HOW TO COMPLETE THIS TASK: Each record must be returned exactly, apart from the pictures, which stay out.

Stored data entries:

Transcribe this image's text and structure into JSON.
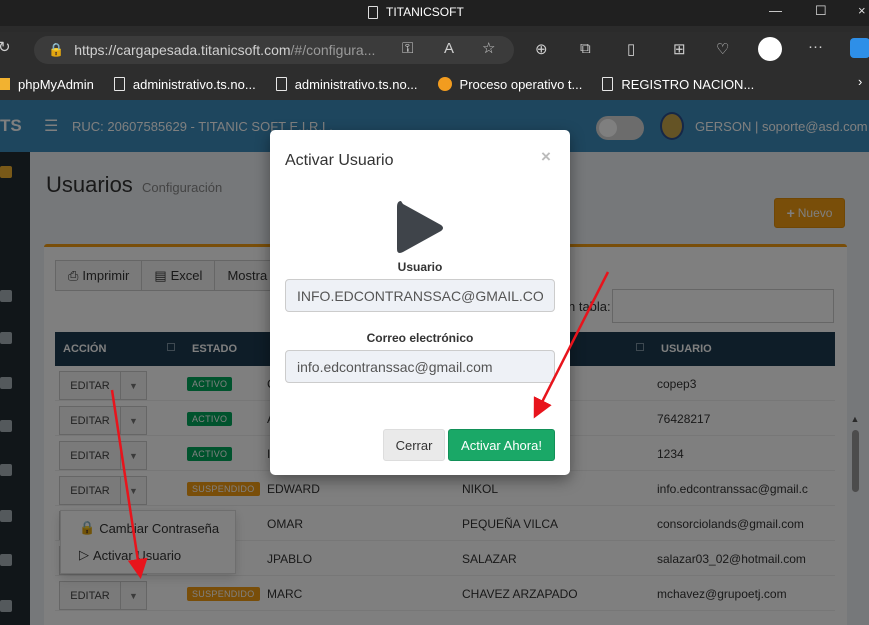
{
  "browser": {
    "window_title": "TITANICSOFT",
    "url_host": "https://cargapesada.titanicsoft.com",
    "url_path": "/#/configura...",
    "bookmarks": [
      {
        "label": "phpMyAdmin"
      },
      {
        "label": "administrativo.ts.no..."
      },
      {
        "label": "administrativo.ts.no..."
      },
      {
        "label": "Proceso operativo t..."
      },
      {
        "label": "REGISTRO NACION..."
      }
    ]
  },
  "header": {
    "logo": "TS",
    "ruc": "RUC: 20607585629 - TITANIC SOFT E.I.R.L.",
    "user": "GERSON | soporte@asd.com"
  },
  "page": {
    "title": "Usuarios",
    "subtitle": "Configuración",
    "new_button": "Nuevo"
  },
  "toolbar": {
    "print": "Imprimir",
    "excel": "Excel",
    "show": "Mostra",
    "search_label": "n tabla:"
  },
  "table": {
    "columns": {
      "action": "ACCIÓN",
      "status": "ESTADO",
      "user": "USUARIO"
    },
    "edit_label": "EDITAR",
    "rows": [
      {
        "status": "ACTIVO",
        "status_type": "ok",
        "nombre": "C",
        "apellido": "",
        "usuario": "copep3"
      },
      {
        "status": "ACTIVO",
        "status_type": "ok",
        "nombre": "A",
        "apellido": "",
        "usuario": "76428217"
      },
      {
        "status": "ACTIVO",
        "status_type": "ok",
        "nombre": "I",
        "apellido": "",
        "usuario": "1234"
      },
      {
        "status": "SUSPENDIDO",
        "status_type": "sus",
        "nombre": "EDWARD",
        "apellido": "NIKOL",
        "usuario": "info.edcontranssac@gmail.c"
      },
      {
        "status": "",
        "status_type": "",
        "nombre": "OMAR",
        "apellido": "PEQUEÑA VILCA",
        "usuario": "consorciolands@gmail.com"
      },
      {
        "status": "DIDO",
        "status_type": "sus",
        "nombre": "JPABLO",
        "apellido": "SALAZAR",
        "usuario": "salazar03_02@hotmail.com"
      },
      {
        "status": "SUSPENDIDO",
        "status_type": "sus",
        "nombre": "MARC",
        "apellido": "CHAVEZ ARZAPADO",
        "usuario": "mchavez@grupoetj.com"
      }
    ]
  },
  "dropdown": {
    "change_password": "Cambiar Contraseña",
    "activate_user": "Activar Usuario"
  },
  "modal": {
    "title": "Activar Usuario",
    "close": "×",
    "usuario_label": "Usuario",
    "usuario_value": "INFO.EDCONTRANSSAC@GMAIL.COM",
    "email_label": "Correo electrónico",
    "email_value": "info.edcontranssac@gmail.com",
    "cancel": "Cerrar",
    "confirm": "Activar Ahora!"
  },
  "colors": {
    "header_blue": "#3c8dbc",
    "table_header": "#1d3b50",
    "accent_orange": "#f39c12",
    "success_green": "#1aa867",
    "annotation_red": "#e8141c"
  }
}
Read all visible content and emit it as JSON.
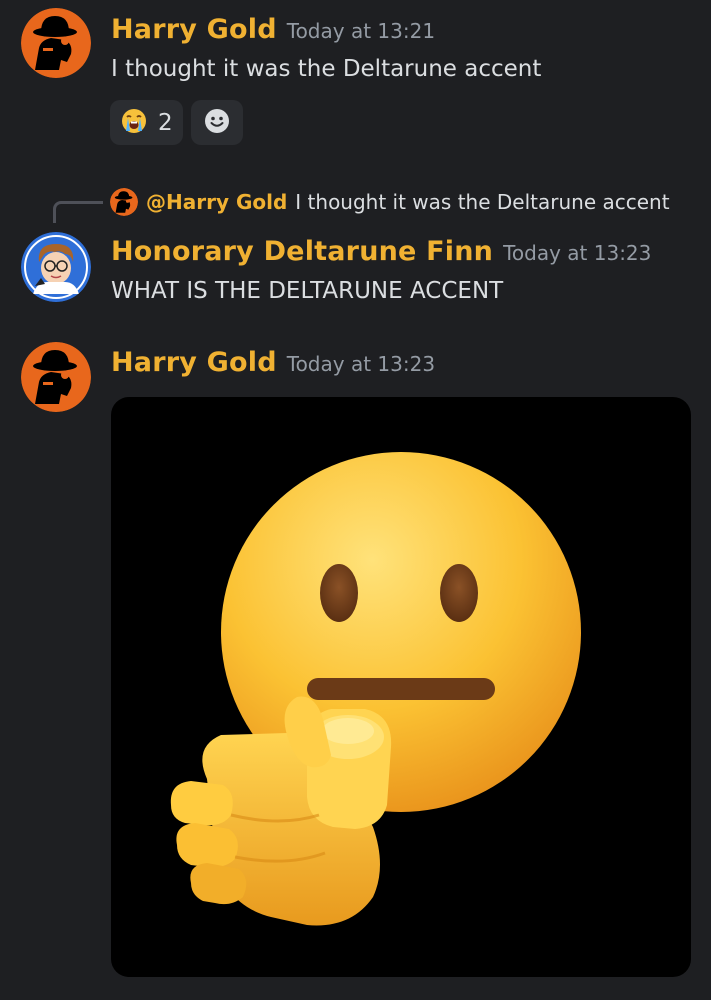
{
  "messages": [
    {
      "author": "Harry Gold",
      "timestamp": "Today at 13:21",
      "text": "I thought it was the Deltarune accent",
      "avatar_icon": "bowler-hat-silhouette-avatar",
      "reactions": [
        {
          "emoji": "loudly-crying-face-icon",
          "count": "2"
        },
        {
          "emoji": "add-reaction-smiley-icon",
          "count": ""
        }
      ]
    },
    {
      "reply": {
        "mention": "@Harry Gold",
        "text": "I thought it was the Deltarune accent"
      },
      "author": "Honorary Deltarune Finn",
      "timestamp": "Today at 13:23",
      "text": "WHAT IS THE DELTARUNE ACCENT",
      "avatar_icon": "cartoon-character-avatar"
    },
    {
      "author": "Harry Gold",
      "timestamp": "Today at 13:23",
      "attachment": "neutral-face-pointing-emoji-image",
      "avatar_icon": "bowler-hat-silhouette-avatar"
    }
  ],
  "colors": {
    "background": "#1e1f22",
    "username": "#f0b132",
    "timestamp": "#949ba4",
    "text": "#dbdee1",
    "reaction_bg": "#2b2d31",
    "avatar_orange": "#e8671c",
    "avatar_blue": "#2f6fd8"
  }
}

ANSWER FOR THE TASK:
Transcribe this image's text and structure into JSON.
{
  "browser": {
    "window_title": "TITANICSOFT",
    "url_host": "https://cargapesada.titanicsoft.com",
    "url_path": "/#/configura...",
    "bookmarks": [
      {
        "label": "phpMyAdmin"
      },
      {
        "label": "administrativo.ts.no..."
      },
      {
        "label": "administrativo.ts.no..."
      },
      {
        "label": "Proceso operativo t..."
      },
      {
        "label": "REGISTRO NACION..."
      }
    ]
  },
  "header": {
    "logo": "TS",
    "ruc": "RUC: 20607585629 - TITANIC SOFT E.I.R.L.",
    "user": "GERSON | soporte@asd.com"
  },
  "page": {
    "title": "Usuarios",
    "subtitle": "Configuración",
    "new_button": "Nuevo"
  },
  "toolbar": {
    "print": "Imprimir",
    "excel": "Excel",
    "show": "Mostra",
    "search_label": "n tabla:"
  },
  "table": {
    "columns": {
      "action": "ACCIÓN",
      "status": "ESTADO",
      "user": "USUARIO"
    },
    "edit_label": "EDITAR",
    "rows": [
      {
        "status": "ACTIVO",
        "status_type": "ok",
        "nombre": "C",
        "apellido": "",
        "usuario": "copep3"
      },
      {
        "status": "ACTIVO",
        "status_type": "ok",
        "nombre": "A",
        "apellido": "",
        "usuario": "76428217"
      },
      {
        "status": "ACTIVO",
        "status_type": "ok",
        "nombre": "I",
        "apellido": "",
        "usuario": "1234"
      },
      {
        "status": "SUSPENDIDO",
        "status_type": "sus",
        "nombre": "EDWARD",
        "apellido": "NIKOL",
        "usuario": "info.edcontranssac@gmail.c"
      },
      {
        "status": "",
        "status_type": "",
        "nombre": "OMAR",
        "apellido": "PEQUEÑA VILCA",
        "usuario": "consorciolands@gmail.com"
      },
      {
        "status": "DIDO",
        "status_type": "sus",
        "nombre": "JPABLO",
        "apellido": "SALAZAR",
        "usuario": "salazar03_02@hotmail.com"
      },
      {
        "status": "SUSPENDIDO",
        "status_type": "sus",
        "nombre": "MARC",
        "apellido": "CHAVEZ ARZAPADO",
        "usuario": "mchavez@grupoetj.com"
      }
    ]
  },
  "dropdown": {
    "change_password": "Cambiar Contraseña",
    "activate_user": "Activar Usuario"
  },
  "modal": {
    "title": "Activar Usuario",
    "close": "×",
    "usuario_label": "Usuario",
    "usuario_value": "INFO.EDCONTRANSSAC@GMAIL.COM",
    "email_label": "Correo electrónico",
    "email_value": "info.edcontranssac@gmail.com",
    "cancel": "Cerrar",
    "confirm": "Activar Ahora!"
  },
  "colors": {
    "header_blue": "#3c8dbc",
    "table_header": "#1d3b50",
    "accent_orange": "#f39c12",
    "success_green": "#1aa867",
    "annotation_red": "#e8141c"
  }
}
Read all visible content and emit it as JSON.
{
  "messages": [
    {
      "author": "Harry Gold",
      "timestamp": "Today at 13:21",
      "text": "I thought it was the Deltarune accent",
      "avatar_icon": "bowler-hat-silhouette-avatar",
      "reactions": [
        {
          "emoji": "loudly-crying-face-icon",
          "count": "2"
        },
        {
          "emoji": "add-reaction-smiley-icon",
          "count": ""
        }
      ]
    },
    {
      "reply": {
        "mention": "@Harry Gold",
        "text": "I thought it was the Deltarune accent"
      },
      "author": "Honorary Deltarune Finn",
      "timestamp": "Today at 13:23",
      "text": "WHAT IS THE DELTARUNE ACCENT",
      "avatar_icon": "cartoon-character-avatar"
    },
    {
      "author": "Harry Gold",
      "timestamp": "Today at 13:23",
      "attachment": "neutral-face-pointing-emoji-image",
      "avatar_icon": "bowler-hat-silhouette-avatar"
    }
  ],
  "colors": {
    "background": "#1e1f22",
    "username": "#f0b132",
    "timestamp": "#949ba4",
    "text": "#dbdee1",
    "reaction_bg": "#2b2d31",
    "avatar_orange": "#e8671c",
    "avatar_blue": "#2f6fd8"
  }
}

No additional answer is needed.